Lock down to save lives? How about shutting down corporations to save the planet

If only governments were as hysterical about climate change

COVID has made a farce of Western liberty, doubly so by governments’ initial unwillingness to impose sanctions, which resulted in thousands of deaths—and the one year of lockdown (and counting). In contrast, many nations deemed authoritarian imposed restrictions on their citizens’ liberties after just a handful of cases, restrictions so severe that it halted the virus in its path and citizens were able to resume a sense of normality after just a few months.

Take Vietnam: This country, with a population of 100 million, has only seen 35 COVID-related deaths. The number is astounding when compared with the 534,000 dead in the United States. As The West fumbled with ideological connotations, Vietnam, having dealt with a SARS epidemic in 2003, launched a containment strategy with military precision: localised lockdowns, community screenings, and quarantine centres for both the infected and their close contacts. Crucially, Vietnam chose to quarantine people who risked the possibility of infection, not just those showing symptoms. Even after an outbreak in Da Nang last summer, only 551 locally transmitted cases were recorded in the three months following.

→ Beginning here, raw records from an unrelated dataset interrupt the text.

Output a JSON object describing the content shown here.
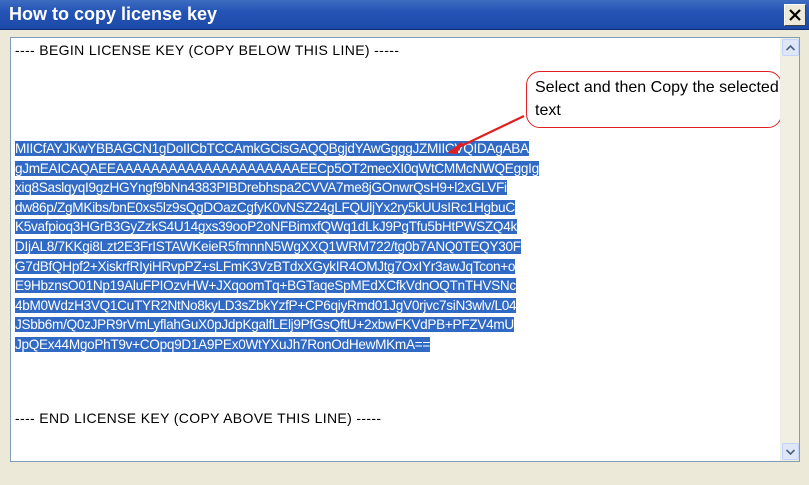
{
  "window": {
    "title": "How to copy license key",
    "close_icon": "close-icon"
  },
  "license": {
    "begin_line": "---- BEGIN LICENSE KEY (COPY BELOW THIS LINE) -----",
    "end_line": "---- END LICENSE KEY (COPY ABOVE THIS LINE) -----",
    "key_lines": [
      "MIICfAYJKwYBBAGCN1gDoIICbTCCAmkGCisGAQQBgjdYAwGgggJZMIICVQIDAgABA",
      "gJmEAICAQAEEAAAAAAAAAAAAAAAAAAAAAEECp5OT2mecXI0qWtCMMcNWQEggIg",
      "xiq8SaslqyqI9gzHGYngf9bNn4383PIBDrebhspa2CVVA7me8jGOnwrQsH9+l2xGLVFi",
      "dw86p/ZgMKibs/bnE0xs5lz9sQgDOazCgfyK0vNSZ24gLFQUljYx2ry5kUUsIRc1HgbuC",
      "K5vafpioq3HGrB3GyZzkS4U14gxs39ooP2oNFBimxfQWq1dLkJ9PgTfu5bHtPWSZQ4k",
      "DIjAL8/7KKgi8Lzt2E3FrISTAWKeieR5fmnnN5WgXXQ1WRM722/tg0b7ANQ0TEQY30F",
      "G7dBfQHpf2+XiskrfRIyiHRvpPZ+sLFmK3VzBTdxXGykIR4OMJtg7OxIYr3awJqTcon+o",
      "E9HbznsO01Np19AluFPIOzvHW+JXqoomTq+BGTaqeSpMEdXCfkVdnOQTnTHVSNc",
      "4bM0WdzH3VQ1CuTYR2NtNo8kyLD3sZbkYzfP+CP6qiyRmd01JgV0rjvc7siN3wlv/L04",
      "JSbb6m/Q0zJPR9rVmLyflahGuX0pJdpKgalfLElj9PfGsQftU+2xbwFKVdPB+PFZV4mU",
      "JpQEx44MgoPhT9v+COpq9D1A9PEx0WtYXuJh7RonOdHewMKmA=="
    ]
  },
  "callout": {
    "text": "Select and then Copy the selected text"
  },
  "scrollbar": {
    "up_icon": "scroll-up-icon",
    "down_icon": "scroll-down-icon"
  },
  "colors": {
    "title_bar": "#2454b6",
    "selection": "#316ac5",
    "callout_border": "#e02020",
    "dialog_background": "#ece9d8"
  }
}
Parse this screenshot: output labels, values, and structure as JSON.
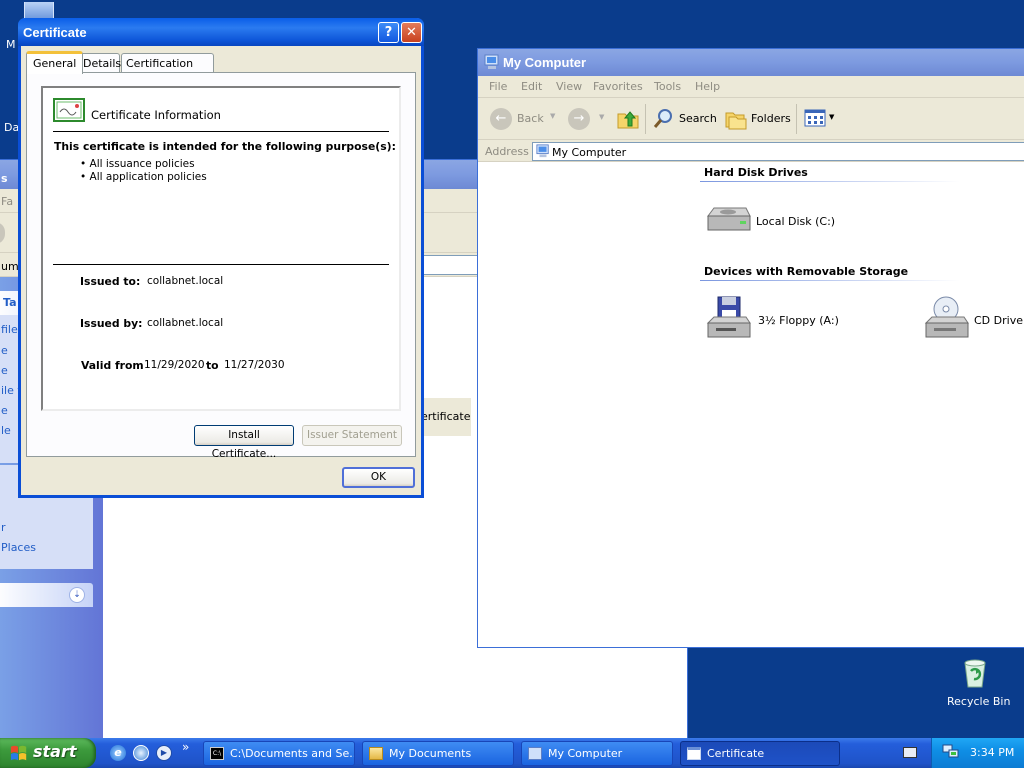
{
  "desktop": {
    "icons_left": [
      {
        "label": "M"
      },
      {
        "label": "Da"
      }
    ],
    "recycle_bin_label": "Recycle Bin"
  },
  "my_documents": {
    "side_labels": [
      "s",
      "Fa",
      "ume",
      "Ta",
      "file",
      "e",
      "e",
      "ile t",
      "e",
      "le",
      "r",
      "Places"
    ],
    "go_label": "Go",
    "background_file_label": "ertificate"
  },
  "my_computer": {
    "title": "My Computer",
    "menu": [
      "File",
      "Edit",
      "View",
      "Favorites",
      "Tools",
      "Help"
    ],
    "toolbar": {
      "back": "Back",
      "search": "Search",
      "folders": "Folders"
    },
    "address_label": "Address",
    "address_value": "My Computer",
    "sections": [
      {
        "heading": "Hard Disk Drives",
        "items": [
          {
            "label": "Local Disk (C:)"
          }
        ]
      },
      {
        "heading": "Devices with Removable Storage",
        "items": [
          {
            "label": "3½ Floppy (A:)"
          },
          {
            "label": "CD Drive ("
          }
        ]
      }
    ]
  },
  "certificate": {
    "title": "Certificate",
    "tabs": [
      "General",
      "Details",
      "Certification Path"
    ],
    "info_heading": "Certificate Information",
    "purpose_heading": "This certificate is intended for the following purpose(s):",
    "purposes": [
      "• All issuance policies",
      "• All application policies"
    ],
    "issued_to_label": "Issued to:",
    "issued_to_value": "collabnet.local",
    "issued_by_label": "Issued by:",
    "issued_by_value": "collabnet.local",
    "valid_from_label": "Valid from",
    "valid_from_value": "11/29/2020",
    "valid_to_label": "to",
    "valid_to_value": "11/27/2030",
    "install_button": "Install Certificate...",
    "issuer_statement_button": "Issuer Statement",
    "ok_button": "OK"
  },
  "taskbar": {
    "start_label": "start",
    "chevron": "»",
    "tasks": [
      {
        "label": "C:\\Documents and Se..."
      },
      {
        "label": "My Documents"
      },
      {
        "label": "My Computer"
      },
      {
        "label": "Certificate"
      }
    ],
    "clock": "3:34 PM"
  },
  "colors": {
    "accent": "#0a5ee8",
    "desktop": "#0a3c8c",
    "taskbar": "#245edb",
    "start": "#3c9a3c",
    "tray": "#0f8fe6"
  }
}
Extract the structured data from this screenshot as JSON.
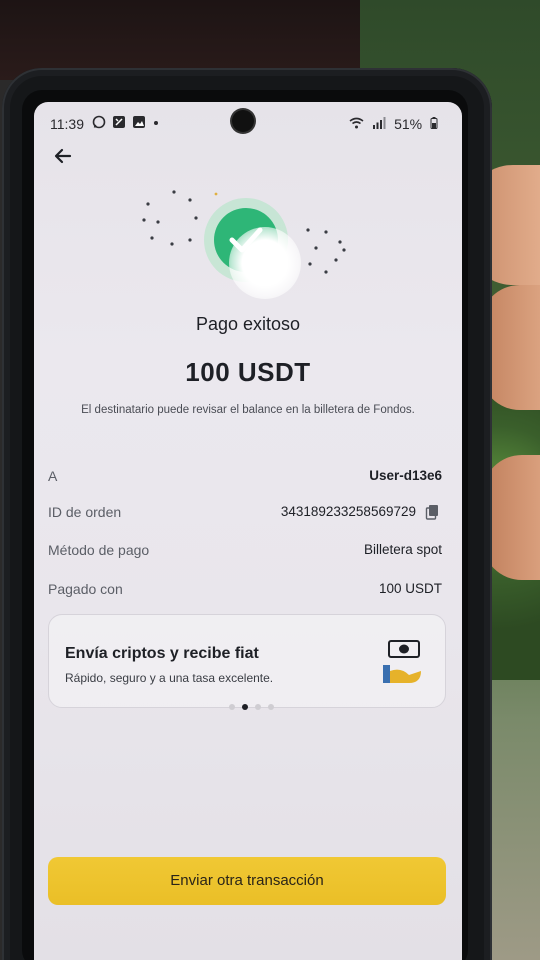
{
  "status_bar": {
    "time": "11:39",
    "battery": "51%",
    "icons": [
      "whatsapp-icon",
      "notification-icon",
      "gallery-icon",
      "dot-icon",
      "wifi-icon",
      "signal-icon",
      "battery-icon"
    ]
  },
  "header": {
    "back_icon": "back-arrow-icon"
  },
  "success": {
    "title": "Pago exitoso",
    "amount": "100 USDT",
    "message": "El destinatario puede revisar el balance en la billetera de Fondos.",
    "accent_color": "#2eb677"
  },
  "details": [
    {
      "label": "A",
      "value": "User-d13e6"
    },
    {
      "label": "ID de orden",
      "value": "343189233258569729"
    },
    {
      "label": "Método de pago",
      "value": "Billetera spot"
    },
    {
      "label": "Pagado con",
      "value": "100 USDT"
    }
  ],
  "promo": {
    "title": "Envía criptos y recibe fiat",
    "subtitle": "Rápido, seguro y a una tasa excelente.",
    "carousel_active_index": 1,
    "carousel_count": 4
  },
  "actions": {
    "primary_label": "Enviar otra transacción",
    "primary_color": "#f0c834"
  }
}
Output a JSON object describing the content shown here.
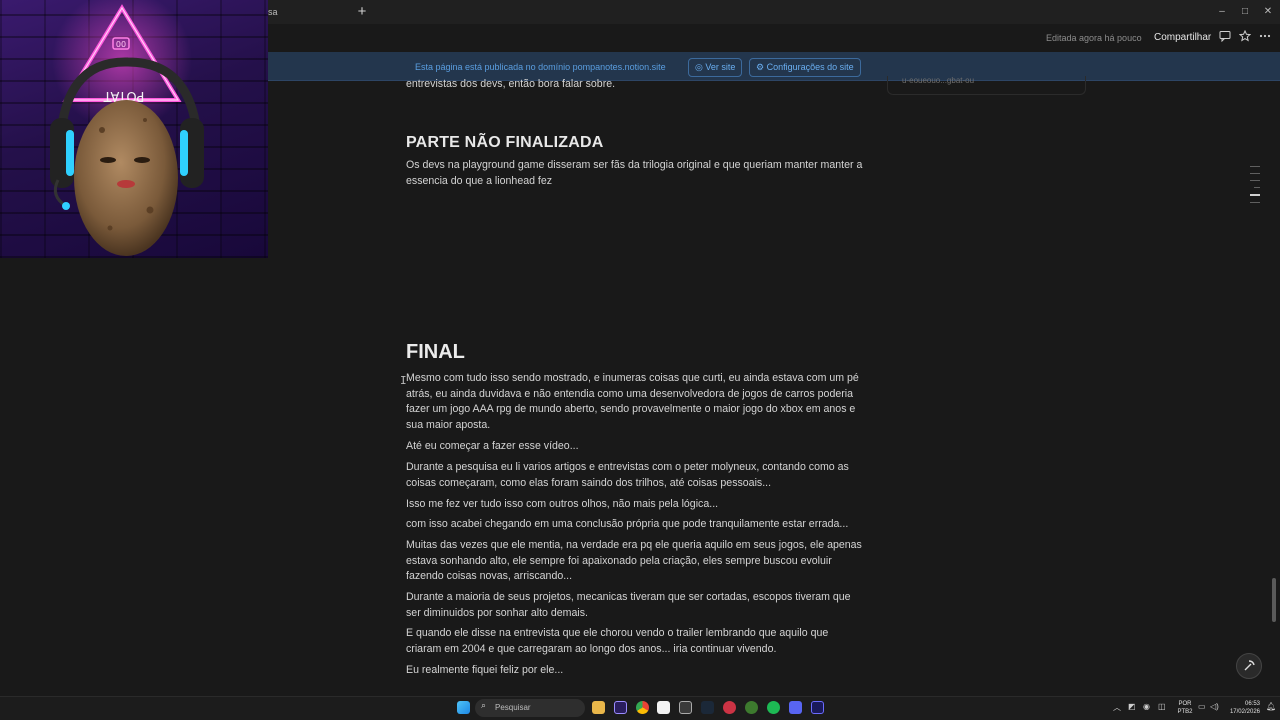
{
  "browser": {
    "tab_title": "sa",
    "new_tab": "+",
    "window_controls": [
      "–",
      "□",
      "✕"
    ]
  },
  "notion_topbar": {
    "edited": "Editada agora há pouco",
    "share": "Compartilhar"
  },
  "banner": {
    "text": "Esta página está publicada no domínio pompanotes.notion.site",
    "view_site": "Ver site",
    "site_settings": "Configurações do site"
  },
  "right_panel_text": "u-eoueouo...gbat-ou",
  "content": {
    "intro_tail": "entrevistas dos devs, então bora falar sobre.",
    "heading_partial": "PARTE NÃO FINALIZADA",
    "partial_p1": "Os devs na playground game disseram ser fãs da trilogia original e que queriam manter manter a essencia do que a lionhead fez",
    "heading_final": "FINAL",
    "final_p1": "Mesmo com tudo isso sendo mostrado, e inumeras coisas que curti, eu ainda estava com um pé atrás, eu ainda duvidava e não entendia como uma desenvolvedora de jogos de carros poderia fazer um jogo AAA rpg de mundo aberto, sendo provavelmente o maior jogo do xbox em anos e sua maior aposta.",
    "final_p2": "Até eu começar a fazer esse vídeo...",
    "final_p3": "Durante a pesquisa eu li varios artigos e entrevistas com o peter molyneux, contando como as coisas começaram, como elas foram saindo dos trilhos, até coisas pessoais...",
    "final_p4": "Isso me fez ver tudo isso com outros olhos, não mais pela lógica...",
    "final_p5": "com isso acabei chegando em uma conclusão própria que pode tranquilamente estar errada...",
    "final_p6": "Muitas das vezes que ele mentia, na verdade era pq ele queria aquilo em seus jogos, ele apenas estava sonhando alto, ele sempre foi apaixonado pela criação, eles sempre buscou evoluir fazendo coisas novas, arriscando...",
    "final_p7": "Durante a maioria de seus projetos, mecanicas tiveram que ser cortadas, escopos tiveram que ser diminuidos por sonhar alto demais.",
    "final_p8": "E quando ele disse na entrevista que ele chorou vendo o trailer lembrando que aquilo que criaram em 2004 e que carregaram ao longo dos anos... iria continuar vivendo.",
    "final_p9": "Eu realmente fiquei feliz por ele..."
  },
  "webcam": {
    "sign_text": "POTAT",
    "sign_top": "00"
  },
  "taskbar": {
    "search": "Pesquisar",
    "lang_line1": "POR",
    "lang_line2": "PTB2",
    "time": "06:53",
    "date": "17/02/2026"
  },
  "colors": {
    "background": "#191919",
    "banner": "#23364d",
    "link_blue": "#5a9ee0",
    "neon_pink": "#ff3bd0"
  }
}
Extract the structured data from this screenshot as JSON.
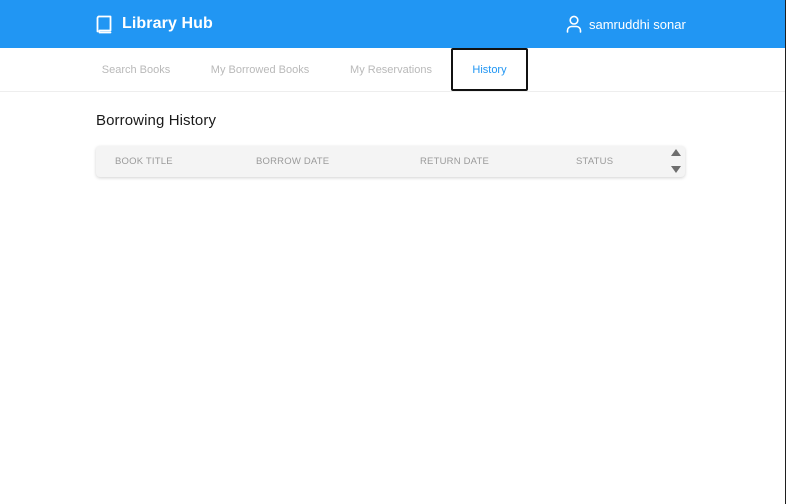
{
  "header": {
    "brand_name": "Library Hub",
    "user_name": "samruddhi sonar",
    "background_color": "#2196f3"
  },
  "tabs": [
    {
      "label": "Search Books",
      "active": false
    },
    {
      "label": "My Borrowed Books",
      "active": false
    },
    {
      "label": "My Reservations",
      "active": false
    },
    {
      "label": "History",
      "active": true
    }
  ],
  "main": {
    "title": "Borrowing History",
    "table": {
      "columns": [
        "BOOK TITLE",
        "BORROW DATE",
        "RETURN DATE",
        "STATUS"
      ],
      "rows": []
    }
  },
  "icons": {
    "brand": "book-icon",
    "user": "user-icon",
    "scroll_up": "scroll-up-arrow-icon",
    "scroll_down": "scroll-down-arrow-icon"
  },
  "colors": {
    "accent": "#2196f3",
    "tab_inactive": "#b9b9b9",
    "table_header_bg": "#f4f4f4"
  }
}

In comparison, hundreds of people were dying in care homes in England and Wales every week, resulting in more than twenty thousand dead in 2020.

Liberal democracies have see-sawed between protecting the economy and protecting lives, which has resulted in terrible failures on both fronts, all in the name of freedom. The great irony is that citizens of these democracies have experienced some of the strictest measurements in the world, drawn out over much longer periods, with little effect, while populations under authoritarian rule have not been subjected to a “new normal”—Vietnam’s economy even grew last year.

But what is most shocking is the fact that states will happily lock citizens indoors to protect against a virus but they will not sanction the 100 companies responsible for 71% of greenhouse gas emissions.

It’s the fact that industries are granted every freedom while scientists estimate 50% of the world’s species will be extinct at the end of this century due to climate change. That populations are at risk of becoming climate refugees in the coming decades; that cities risk being swept away by the sea; that, already, 4.2 million people die every year because of air pollution. It’s the fact that the risks of climate change aren’t mere possibilities, but the dangerous reality world leaders have been warned of for decades.

If our governments are so keen to save lives, then where are the adequate sanctions on the corporations killing the planet and risking the very extinction of humanity? Where is the same hysteria about polluting industries and mass consumption? We live in an age where it is illegal for Britons to leave the island thanks to a virus with a 3.4% mortality rate, but it is completely legal for industries to continue pillaging the world for its resources despite risking all life on earth.

The contrast is nothing short of absurd.

So what’s the problem? Well, the history of governments and nation states is the institutionalisation of vested economic interests. Governments’ unwillingness to act on climate change proves this remains the case. However, citizens’ willingness to act to protect one another from COVID also proves something—that communities serve each other where institutions fail.

No matter how alien the restrictions might be, the vast majority of us have done what we must in order to protect one another. In fact, if people had been better informed from the beginning, many more would have been saved by the actions of each individual’s willingness to help another. Yet we live in an economic and political system that delegitimises that very willingness by weaponising precarity as a tool of governance. How deeply cynical and insidious to opine that community is dead while creating an increasingly insecure environment in which citizens scramble to get by. How disgustingly arrogant to then turn to that very community and call upon it only when the supposedly superior institutions of modern political life, free markets and privatisation, fail their citizens. How unbelievable to then name any attempts by communities to reorganise around a different set of principles naive, ideological, and dangerous.

We have forsaken our liberty to protect our communities. It is outrageous that the individuals spearheading dangerous corporations and officials putting our health at risk are afforded any at all.

Stripping these corporations of their freedoms is no longer an impossible task. It is a necessary one. Locking down the population of liberal democracies was unimaginable, 12 months ago, but we did it anyway. We locked down to save lives. It’s time to shut them down to save the planet. And, frankly, if our governments are more comfortable sanctioning individuals than companies then we do not live in a democracy at all.

The question then becomes: What are we going to do about it?